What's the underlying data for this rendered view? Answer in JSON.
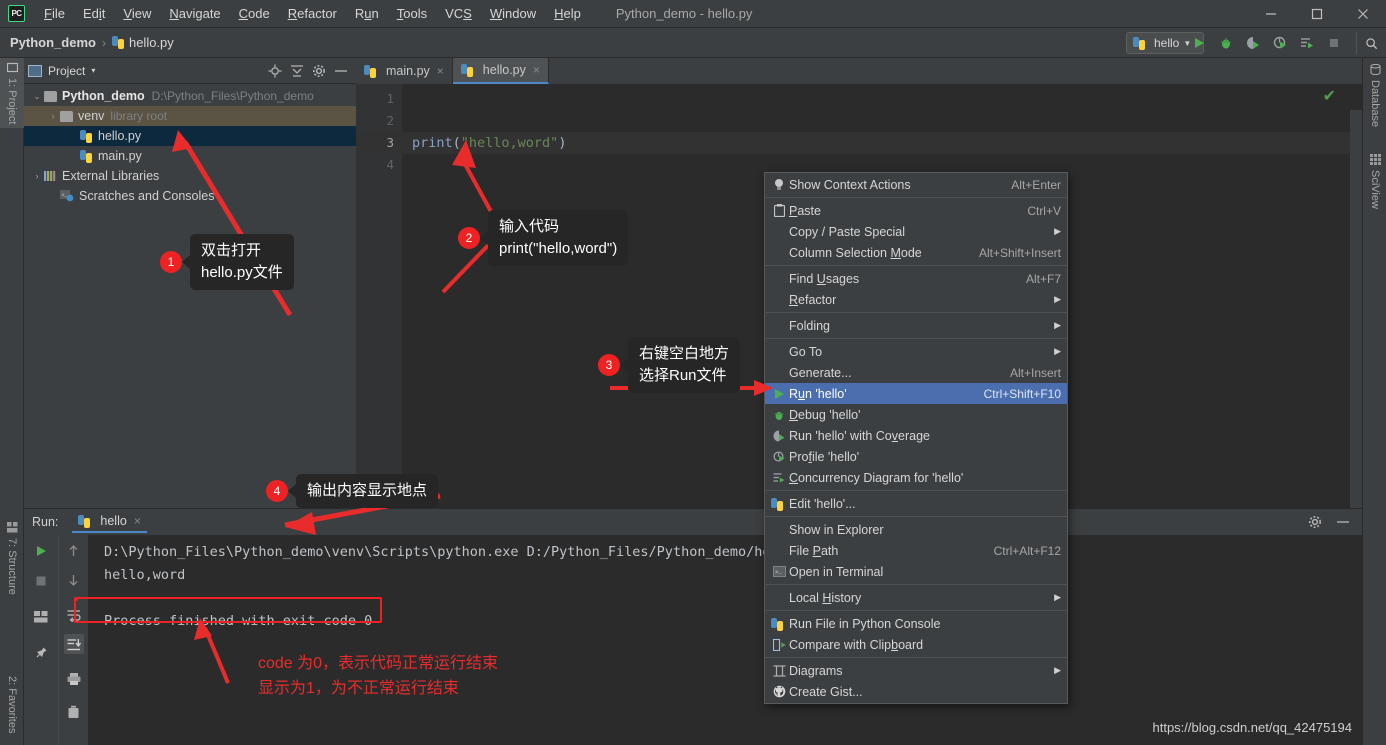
{
  "titlebar": {
    "logo": "PC",
    "window_title": "Python_demo - hello.py",
    "menu": [
      "File",
      "Edit",
      "View",
      "Navigate",
      "Code",
      "Refactor",
      "Run",
      "Tools",
      "VCS",
      "Window",
      "Help"
    ],
    "controls": [
      "minimize-icon",
      "maximize-icon",
      "close-icon"
    ]
  },
  "navbar": {
    "breadcrumb_project": "Python_demo",
    "breadcrumb_sep": "›",
    "breadcrumb_file": "hello.py",
    "run_config": "hello",
    "run_config_caret": "▼",
    "toolbar_icons": [
      "run-icon",
      "debug-icon",
      "run-with-coverage-icon",
      "profile-icon",
      "concurrency-diagram-icon",
      "stop-icon",
      "search-icon"
    ]
  },
  "left_strip": {
    "tabs": [
      {
        "label": "1: Project",
        "selected": true,
        "icon": "project-icon"
      },
      {
        "label": "7: Structure",
        "selected": false,
        "icon": "structure-icon"
      },
      {
        "label": "2: Favorites",
        "selected": false,
        "icon": "favorites-icon"
      }
    ]
  },
  "right_strip": {
    "tabs": [
      {
        "label": "Database",
        "icon": "database-icon"
      },
      {
        "label": "SciView",
        "icon": "sciview-icon"
      }
    ]
  },
  "project_panel": {
    "title": "Project",
    "caret": "▾",
    "header_icons": [
      "locate-icon",
      "collapse-all-icon",
      "gear-icon",
      "hide-icon"
    ],
    "tree": [
      {
        "depth": 0,
        "arrow": "⌄",
        "label": "Python_demo",
        "bold": true,
        "path": "D:\\Python_Files\\Python_demo",
        "icon": "folder-icon",
        "state": "none"
      },
      {
        "depth": 1,
        "arrow": "›",
        "label": "venv",
        "bold": false,
        "path": "library root",
        "icon": "folder-icon",
        "state": "tan"
      },
      {
        "depth": 2,
        "arrow": "",
        "label": "hello.py",
        "bold": false,
        "path": "",
        "icon": "python-file-icon",
        "state": "blue"
      },
      {
        "depth": 2,
        "arrow": "",
        "label": "main.py",
        "bold": false,
        "path": "",
        "icon": "python-file-icon",
        "state": "none"
      },
      {
        "depth": 0,
        "arrow": "›",
        "label": "External Libraries",
        "bold": false,
        "path": "",
        "icon": "libraries-icon",
        "state": "none"
      },
      {
        "depth": 1,
        "arrow": "",
        "label": "Scratches and Consoles",
        "bold": false,
        "path": "",
        "icon": "scratches-icon",
        "state": "none"
      }
    ]
  },
  "editor": {
    "tabs": [
      {
        "label": "main.py",
        "active": false,
        "icon": "python-file-icon",
        "close": "×"
      },
      {
        "label": "hello.py",
        "active": true,
        "icon": "python-file-icon",
        "close": "×"
      }
    ],
    "line_numbers": [
      "1",
      "2",
      "3",
      "4"
    ],
    "code": {
      "line3_fn": "print",
      "line3_open": "(",
      "line3_str": "\"hello,word\"",
      "line3_close": ")"
    },
    "inspection_status": "✔"
  },
  "context_menu": {
    "items": [
      {
        "label": "Show Context Actions",
        "key": "Alt+Enter",
        "icon": "lightbulb-icon",
        "submenu": false,
        "selected": false,
        "underline": ""
      },
      {
        "sep": true
      },
      {
        "label": "Paste",
        "key": "Ctrl+V",
        "icon": "paste-icon",
        "submenu": false,
        "selected": false,
        "underline": "P"
      },
      {
        "label": "Copy / Paste Special",
        "key": "",
        "icon": "",
        "submenu": true,
        "selected": false,
        "underline": ""
      },
      {
        "label": "Column Selection Mode",
        "key": "Alt+Shift+Insert",
        "icon": "",
        "submenu": false,
        "selected": false,
        "underline": "M"
      },
      {
        "sep": true
      },
      {
        "label": "Find Usages",
        "key": "Alt+F7",
        "icon": "",
        "submenu": false,
        "selected": false,
        "underline": "U"
      },
      {
        "label": "Refactor",
        "key": "",
        "icon": "",
        "submenu": true,
        "selected": false,
        "underline": "R"
      },
      {
        "sep": true
      },
      {
        "label": "Folding",
        "key": "",
        "icon": "",
        "submenu": true,
        "selected": false,
        "underline": ""
      },
      {
        "sep": true
      },
      {
        "label": "Go To",
        "key": "",
        "icon": "",
        "submenu": true,
        "selected": false,
        "underline": ""
      },
      {
        "label": "Generate...",
        "key": "Alt+Insert",
        "icon": "",
        "submenu": false,
        "selected": false,
        "underline": ""
      },
      {
        "label": "Run 'hello'",
        "key": "Ctrl+Shift+F10",
        "icon": "run-icon",
        "submenu": false,
        "selected": true,
        "underline": "u"
      },
      {
        "label": "Debug 'hello'",
        "key": "",
        "icon": "debug-icon",
        "submenu": false,
        "selected": false,
        "underline": "D"
      },
      {
        "label": "Run 'hello' with Coverage",
        "key": "",
        "icon": "run-with-coverage-icon",
        "submenu": false,
        "selected": false,
        "underline": "v"
      },
      {
        "label": "Profile 'hello'",
        "key": "",
        "icon": "profile-icon",
        "submenu": false,
        "selected": false,
        "underline": "f"
      },
      {
        "label": "Concurrency Diagram for 'hello'",
        "key": "",
        "icon": "concurrency-diagram-icon",
        "submenu": false,
        "selected": false,
        "underline": "C"
      },
      {
        "sep": true
      },
      {
        "label": "Edit 'hello'...",
        "key": "",
        "icon": "python-icon",
        "submenu": false,
        "selected": false,
        "underline": ""
      },
      {
        "sep": true
      },
      {
        "label": "Show in Explorer",
        "key": "",
        "icon": "",
        "submenu": false,
        "selected": false,
        "underline": ""
      },
      {
        "label": "File Path",
        "key": "Ctrl+Alt+F12",
        "icon": "",
        "submenu": false,
        "selected": false,
        "underline": "P"
      },
      {
        "label": "Open in Terminal",
        "key": "",
        "icon": "terminal-icon",
        "submenu": false,
        "selected": false,
        "underline": ""
      },
      {
        "sep": true
      },
      {
        "label": "Local History",
        "key": "",
        "icon": "",
        "submenu": true,
        "selected": false,
        "underline": "H"
      },
      {
        "sep": true
      },
      {
        "label": "Run File in Python Console",
        "key": "",
        "icon": "python-icon",
        "submenu": false,
        "selected": false,
        "underline": ""
      },
      {
        "label": "Compare with Clipboard",
        "key": "",
        "icon": "compare-icon",
        "submenu": false,
        "selected": false,
        "underline": "b"
      },
      {
        "sep": true
      },
      {
        "label": "Diagrams",
        "key": "",
        "icon": "diagrams-icon",
        "submenu": true,
        "selected": false,
        "underline": ""
      },
      {
        "label": "Create Gist...",
        "key": "",
        "icon": "github-icon",
        "submenu": false,
        "selected": false,
        "underline": ""
      }
    ]
  },
  "run_panel": {
    "label": "Run:",
    "tab": "hello",
    "tab_close": "×",
    "header_icons": [
      "gear-icon",
      "hide-icon"
    ],
    "left_tools": [
      "rerun-icon",
      "stop-icon",
      "layout-icon",
      "pin-icon"
    ],
    "side_tools": [
      "up-icon",
      "down-icon",
      "soft-wrap-icon",
      "scroll-to-end-icon",
      "print-icon",
      "trash-icon"
    ],
    "console_line1": "D:\\Python_Files\\Python_demo\\venv\\Scripts\\python.exe D:/Python_Files/Python_demo/hell",
    "console_line2": "hello,word",
    "console_line3": "",
    "console_line4": "Process finished with exit code 0"
  },
  "annotations": {
    "callouts": [
      {
        "number": "1",
        "text": "双击打开\nhello.py文件"
      },
      {
        "number": "2",
        "text": "输入代码\nprint(\"hello,word\")"
      },
      {
        "number": "3",
        "text": "右键空白地方\n选择Run文件"
      },
      {
        "number": "4",
        "text": "输出内容显示地点"
      }
    ],
    "note_red": "code 为0，表示代码正常运行结束\n显示为1，为不正常运行结束",
    "accent_color": "#ee2222"
  },
  "watermark": "https://blog.csdn.net/qq_42475194"
}
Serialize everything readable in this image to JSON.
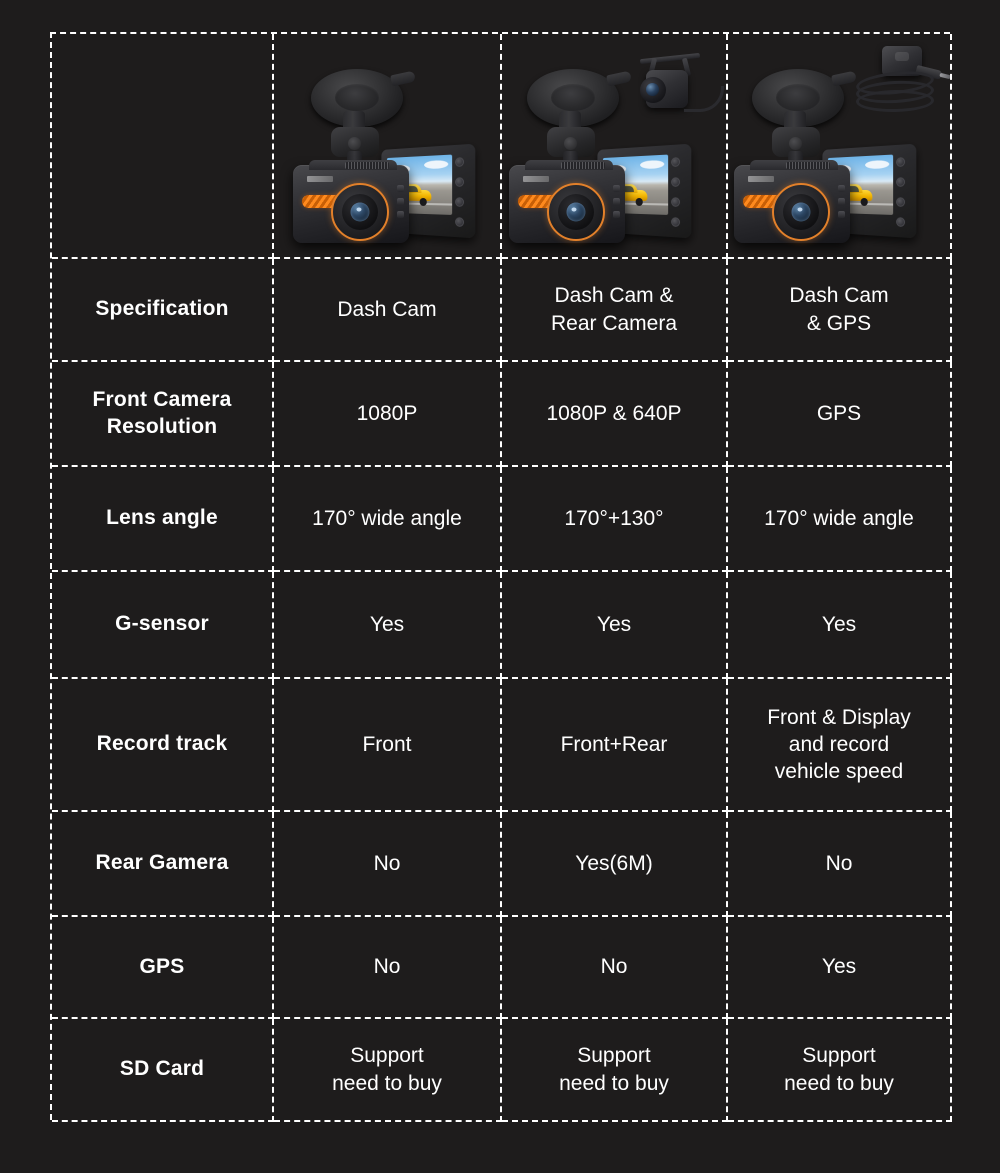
{
  "table": {
    "columns": [
      {
        "key": "spec",
        "header_label": "",
        "product": null
      },
      {
        "key": "col1",
        "header_label": "",
        "product": {
          "name": "dash-cam-front-only",
          "accessory": "none",
          "screen_scene": "yellow-sports-car-on-road",
          "accent_color": "#e2802a"
        }
      },
      {
        "key": "col2",
        "header_label": "",
        "product": {
          "name": "dash-cam-with-rear-camera",
          "accessory": "rear-camera",
          "screen_scene": "yellow-sports-car-on-road",
          "accent_color": "#e2802a"
        }
      },
      {
        "key": "col3",
        "header_label": "",
        "product": {
          "name": "dash-cam-with-gps",
          "accessory": "gps-module",
          "screen_scene": "yellow-sports-car-on-road",
          "accent_color": "#e2802a"
        }
      }
    ],
    "rows": [
      {
        "label": "Specification",
        "values": [
          "Dash Cam",
          "Dash Cam &\nRear Camera",
          "Dash Cam\n& GPS"
        ]
      },
      {
        "label": "Front Camera\nResolution",
        "values": [
          "1080P",
          "1080P & 640P",
          "GPS"
        ]
      },
      {
        "label": "Lens angle",
        "values": [
          "170° wide angle",
          "170°+130°",
          "170° wide angle"
        ]
      },
      {
        "label": "G-sensor",
        "values": [
          "Yes",
          "Yes",
          "Yes"
        ]
      },
      {
        "label": "Record track",
        "values": [
          "Front",
          "Front+Rear",
          "Front & Display\nand record\nvehicle speed"
        ]
      },
      {
        "label": "Rear Gamera",
        "values": [
          "No",
          "Yes(6M)",
          "No"
        ]
      },
      {
        "label": "GPS",
        "values": [
          "No",
          "No",
          "Yes"
        ]
      },
      {
        "label": "SD Card",
        "values": [
          "Support\nneed to buy",
          "Support\nneed to buy",
          "Support\nneed to buy"
        ]
      }
    ]
  },
  "style": {
    "background_color": "#1e1c1c",
    "border_color": "#ffffff",
    "text_color": "#ffffff",
    "accent_color": "#e2802a"
  }
}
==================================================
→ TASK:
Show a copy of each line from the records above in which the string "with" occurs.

→ SOLUTION BELOW:
      "run-with-coverage-icon",
        "label": "Run 'hello' with Coverage",
        "icon": "run-with-coverage-icon",
        "label": "Compare with Clipboard",
    "console_line4": "Process finished with exit code 0"
          "name": "dash-cam-with-rear-camera",
          "name": "dash-cam-with-gps",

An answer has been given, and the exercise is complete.